means on said conductors and on said handle for blocking operation of said handle with said body out of axial engagement with one of said conductors.

5. The plug defined in claim 4, further comprising spring means for urging said sections transversely toward each other.

6. The plug defined in claim 4 wherein said means on said conductors includes a pin on said one conductor and projecting axially therefrom, and an axially displaceable rod in said handle, said body comprising a mounting plate adjacent said handle formed with a hole, said handle being rotatable relative to said plate and said body and being formed with a hole receiving said rod and alignable with said hole in said plate in the unspread condition of said sections.

7. The plug defined in claim 6 wherein said means on said handle includes a spring urging said rod axially toward said sections, whereby said pin engages in said hole in said plate on engagement of said plate against said one conductor and said pin depresses said rod to rotationally unlock said handle from said plate.

8. The plug defined in claim 1 further comprising means on said conductors and on said handle for blocking operation of said handle with said body out of axial engagement with one of said conductors.

9. The plug defined in claim 8 wherein said means on said conductors includes a pin on said one conductor and projecting axially therefrom, and an axially displaceable rod in said handle, said body comprising a mounting plate adjacent said handle formed with a hole, said handle rotatable relative to said plate and said body and being formed with a hole receiving said rod and alignable with said hole in said plate in the unspread condition of said sections.

10. The plug defined in claim 9 wherein said means on said handle includes a spring urging said rod axially toward said sections whereby said pin engages in said hole in said plate on engagement of said plate against said one conductor and said pin depresses said rod to rotationally unlock said handle from said plate.

11. An-electrical system comprising:

two orthagonal arrays of mutually parallel electrically conductive bars with pairs of bars of each array defining with pairs of bars of the other array a passage of rectangular section at intersection locations of the arrays; and

a plug received in said passage and including a pair of plug segments together defining a plug body of rectangular section subdivided along a diagonal and extending longitudinally perpendicular to said arrays into juxtaposition with one pair of bars of each array,

respective conductive strips, each having a multiplicity of contact elements extending longitudinally of said body, longitudinally spaced apart on said body and engageable with said bars upon spreading of said segments,

a circuit element interconnecting at least two of said strips,

a handle rotatably mounted on an end of said body,

and
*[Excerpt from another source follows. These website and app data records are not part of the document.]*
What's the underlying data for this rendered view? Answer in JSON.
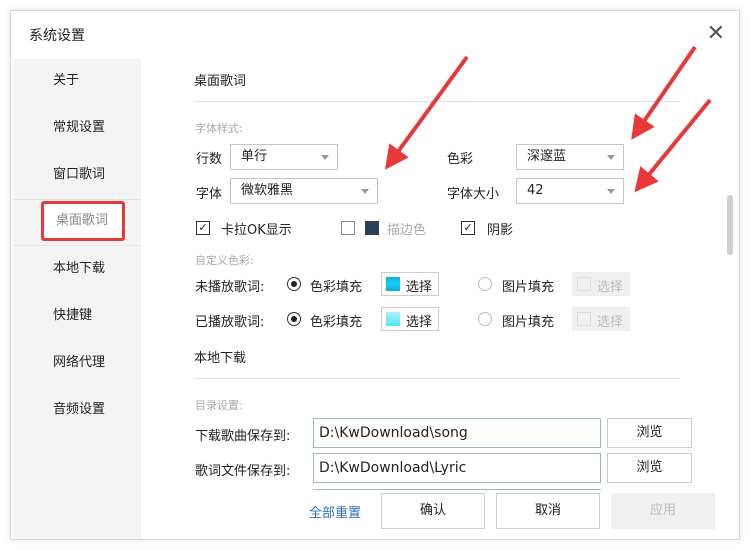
{
  "window": {
    "title": "系统设置"
  },
  "sidebar": {
    "items": [
      {
        "label": "关于"
      },
      {
        "label": "常规设置"
      },
      {
        "label": "窗口歌词"
      },
      {
        "label": "桌面歌词"
      },
      {
        "label": "本地下载"
      },
      {
        "label": "快捷键"
      },
      {
        "label": "网络代理"
      },
      {
        "label": "音频设置"
      }
    ],
    "selected": "桌面歌词"
  },
  "desktop_lyrics": {
    "heading": "桌面歌词",
    "font_style_label": "字体样式:",
    "lines_label": "行数",
    "lines_value": "单行",
    "color_label": "色彩",
    "color_value": "深邃蓝",
    "font_label": "字体",
    "font_value": "微软雅黑",
    "size_label": "字体大小",
    "size_value": "42",
    "karaoke_label": "卡拉OK显示",
    "karaoke_checked": true,
    "stroke_label": "描边色",
    "stroke_checked": false,
    "stroke_color": "#2b3f5a",
    "shadow_label": "阴影",
    "shadow_checked": true,
    "custom_color_label": "自定义色彩:",
    "unplayed_label": "未播放歌词:",
    "played_label": "已播放歌词:",
    "color_fill": "色彩填充",
    "image_fill": "图片填充",
    "choose": "选择"
  },
  "local_download": {
    "heading": "本地下载",
    "dir_label": "目录设置:",
    "song_label": "下载歌曲保存到:",
    "song_path": "D:\\KwDownload\\song",
    "lyric_label": "歌词文件保存到:",
    "lyric_path": "D:\\KwDownload\\Lyric",
    "browse": "浏览"
  },
  "footer": {
    "reset": "全部重置",
    "ok": "确认",
    "cancel": "取消",
    "apply": "应用"
  },
  "colors": {
    "accent": "#e8393a",
    "link": "#2f6fb5"
  }
}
a noncircular member received between said segments and connected to said handle for rotation thereby to spread said segments into tight fitting engagement with said bars.

12. The system defined in claim 11, further comprising resilient means biasing said segments toward one another and away from engagement with said bars.
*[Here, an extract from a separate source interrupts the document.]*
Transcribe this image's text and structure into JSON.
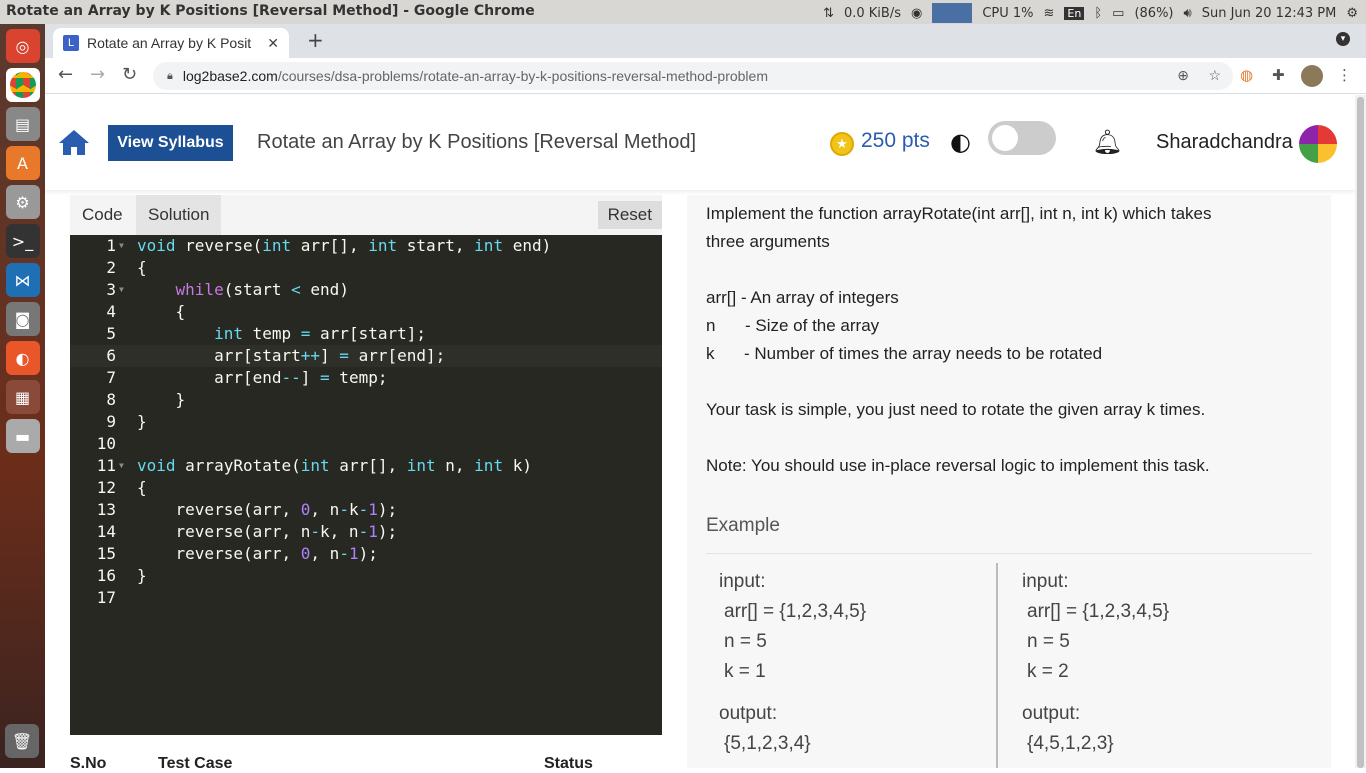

13. The system defined in claim 11, further comprising indexing means for enabling rotation of said handle only upon complete insertion of said body into said passage.

Patent Citations
Cited PatentFiling datePublication dateApplicantTitle
US3588786 *Nov 10, 1969Jun 28, 1971Alfiero Joseph AConnector for terminal strips
US3646501 *Oct 24, 1969Feb 29, 1972Nokia Oy AbConnecting plug for a current supply rail arrangement intended particularly for lighting purposes and small-sized electrical motors
Referenced by
Citing PatentFiling datePublication dateApplicantTitle
US6650537 *Oct 31, 2001Nov 18, 2003Hewlett-Packard Development Company, L.P.Low profile DC distribution module for a power supply unit
US7291031 *Jul 8, 2005Nov 6, 2007Ohio Associated Enterprises, LlcZero insertion force cable interface
US7316579Sep 18, 2006Jan 8, 2008Ohio Associated Enterprises, LlcZero insertion force cable interface
Classifications
U.S. Classification439/265, 439/46
International ClassificationH01R24/58, H02B1/20
Cooperative ClassificationH01R2103/00, H01R24/58, H02B1/207
European ClassificationH01R24/58, H02B1/20D